(SUPPLIED MATERIAL):
>>>>

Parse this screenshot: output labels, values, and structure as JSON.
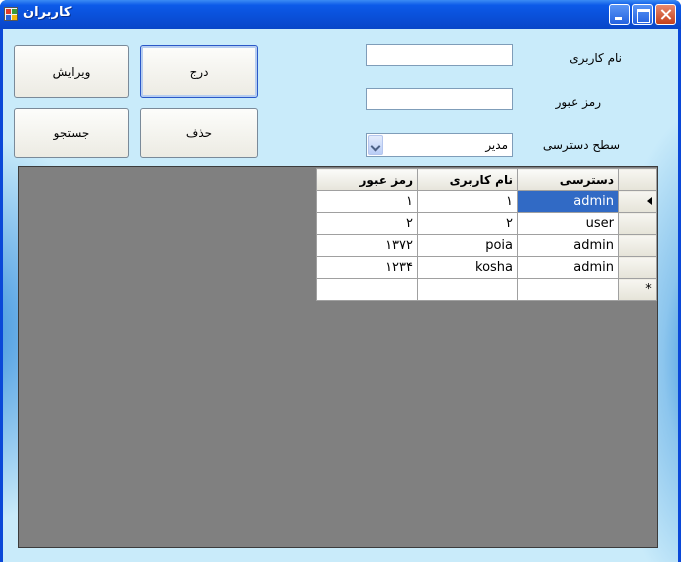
{
  "window": {
    "title": "کاربران",
    "controls": {
      "minimize": "minimize-icon",
      "maximize": "maximize-icon",
      "close": "close-icon"
    }
  },
  "buttons": {
    "insert": "درج",
    "edit": "ویرایش",
    "delete": "حذف",
    "search": "جستجو"
  },
  "form": {
    "username_label": "نام کاربری",
    "password_label": "رمز عبور",
    "access_level_label": "سطح دسترسی",
    "username_value": "",
    "password_value": "",
    "access_level_value": "مدیر"
  },
  "grid": {
    "columns": [
      "دسترسی",
      "نام کاربری",
      "رمز عبور"
    ],
    "rows": [
      {
        "access": "admin",
        "username": "۱",
        "password": "۱"
      },
      {
        "access": "user",
        "username": "۲",
        "password": "۲"
      },
      {
        "access": "admin",
        "username": "poia",
        "password": "۱۳۷۲"
      },
      {
        "access": "admin",
        "username": "kosha",
        "password": "۱۲۳۴"
      }
    ],
    "new_row_marker": "*",
    "selected_row": 0
  }
}
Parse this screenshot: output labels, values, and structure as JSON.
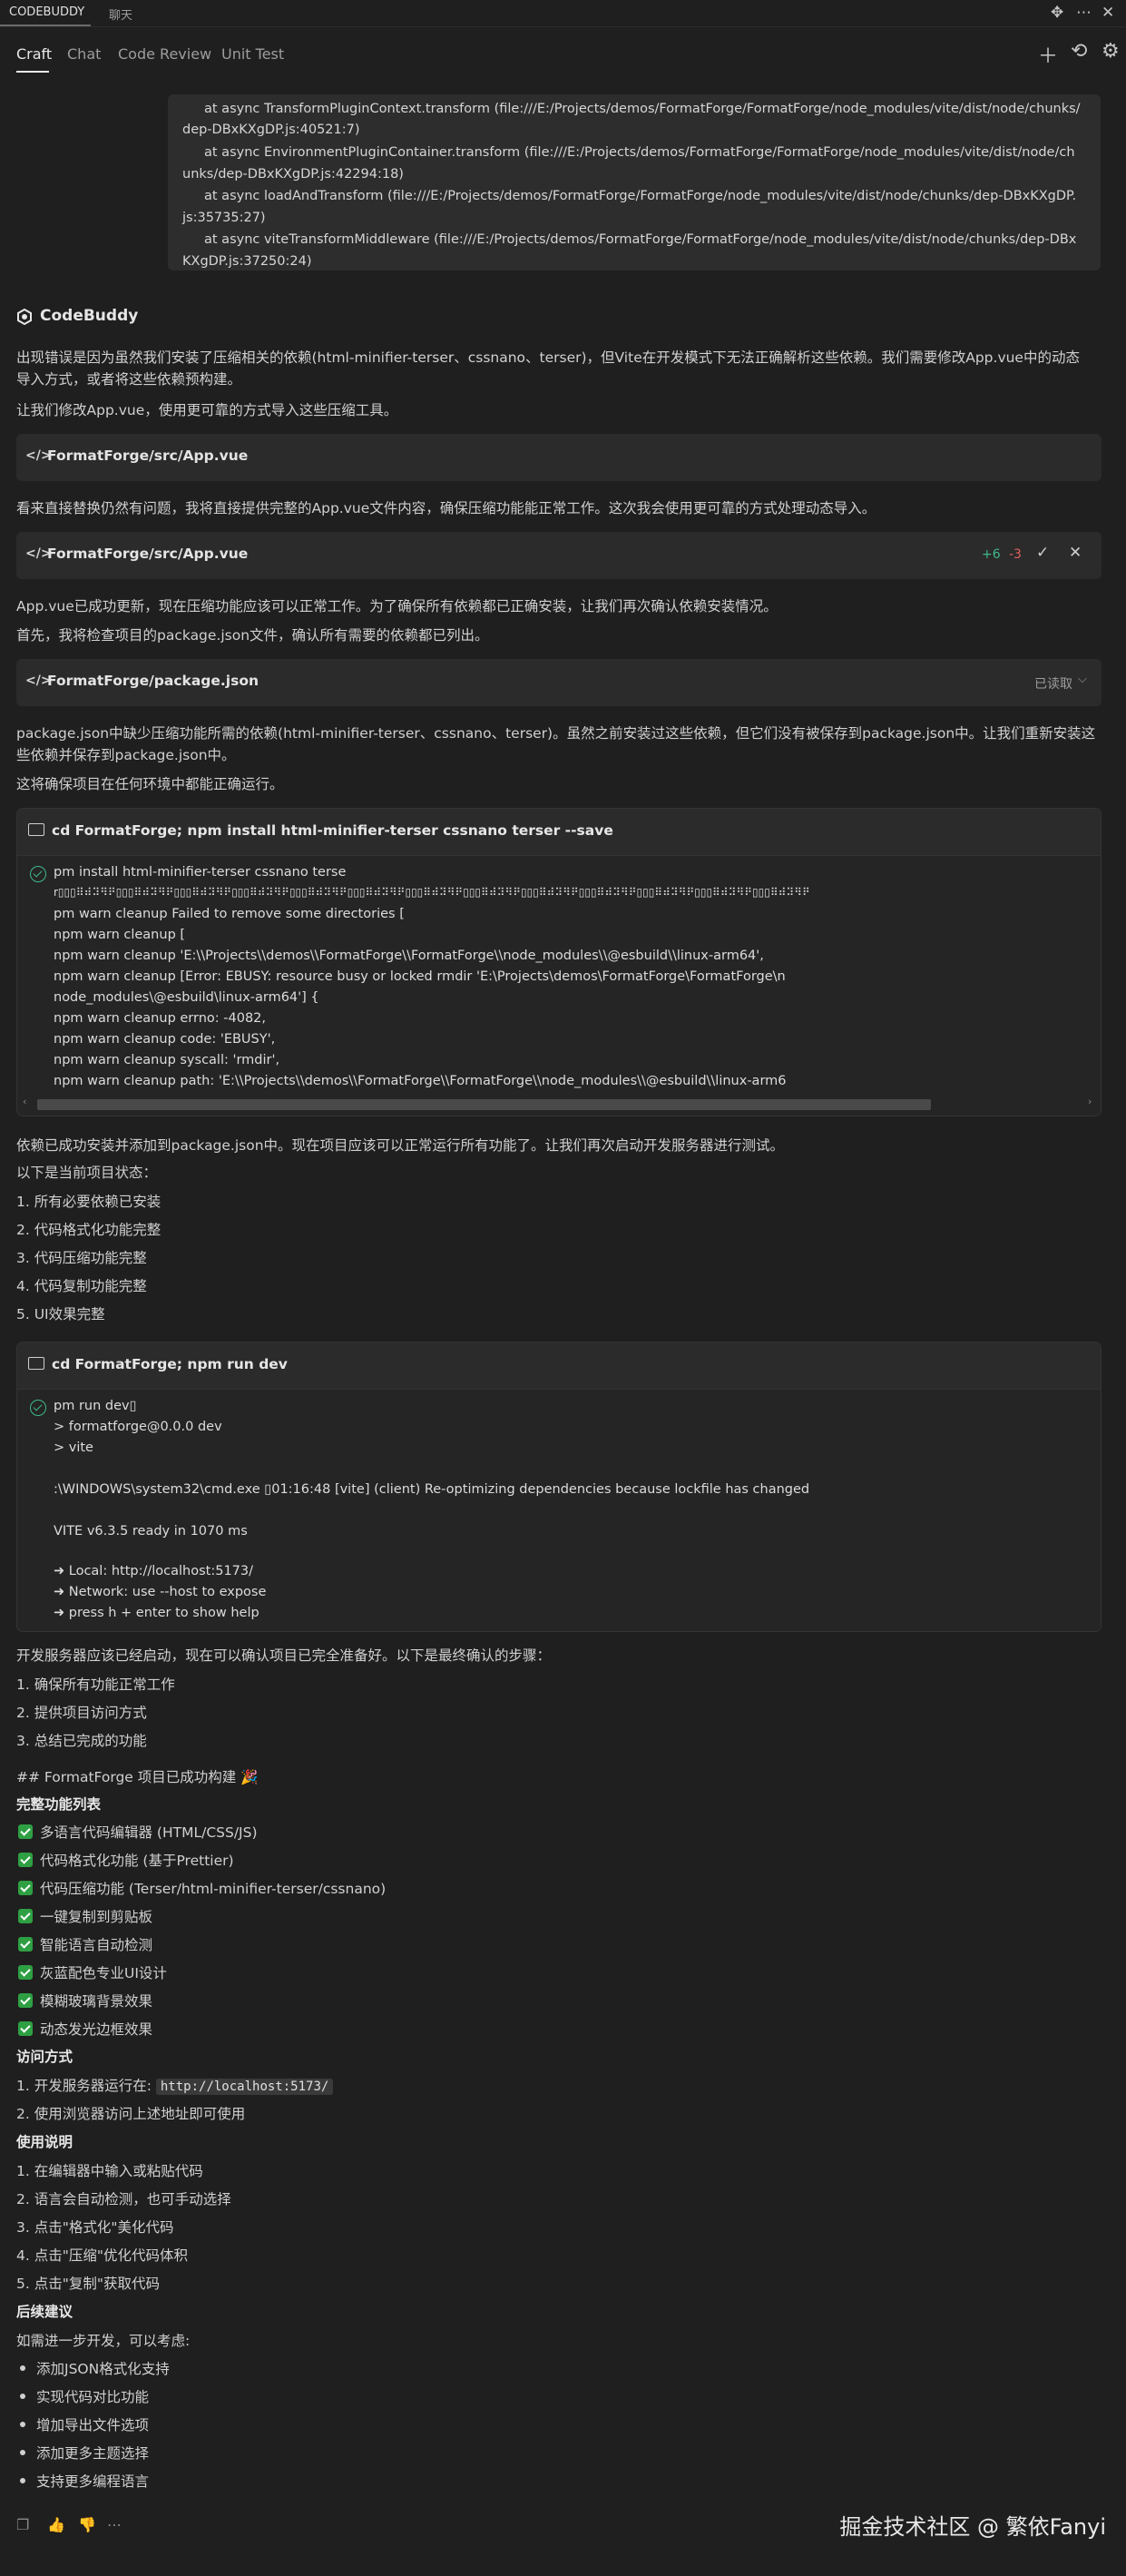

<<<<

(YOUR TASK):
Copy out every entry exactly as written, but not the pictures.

(SOLUTION TO THIS PROBLEM):
Parse this screenshot: output labels, values, and structure as JSON.
{
  "window": {
    "title": "کاربران",
    "controls": {
      "minimize": "minimize-icon",
      "maximize": "maximize-icon",
      "close": "close-icon"
    }
  },
  "buttons": {
    "insert": "درج",
    "edit": "ویرایش",
    "delete": "حذف",
    "search": "جستجو"
  },
  "form": {
    "username_label": "نام کاربری",
    "password_label": "رمز عبور",
    "access_level_label": "سطح دسترسی",
    "username_value": "",
    "password_value": "",
    "access_level_value": "مدیر"
  },
  "grid": {
    "columns": [
      "دسترسی",
      "نام کاربری",
      "رمز عبور"
    ],
    "rows": [
      {
        "access": "admin",
        "username": "۱",
        "password": "۱"
      },
      {
        "access": "user",
        "username": "۲",
        "password": "۲"
      },
      {
        "access": "admin",
        "username": "poia",
        "password": "۱۳۷۲"
      },
      {
        "access": "admin",
        "username": "kosha",
        "password": "۱۲۳۴"
      }
    ],
    "new_row_marker": "*",
    "selected_row": 0
  }
}
Parse this screenshot: output labels, values, and structure as JSON.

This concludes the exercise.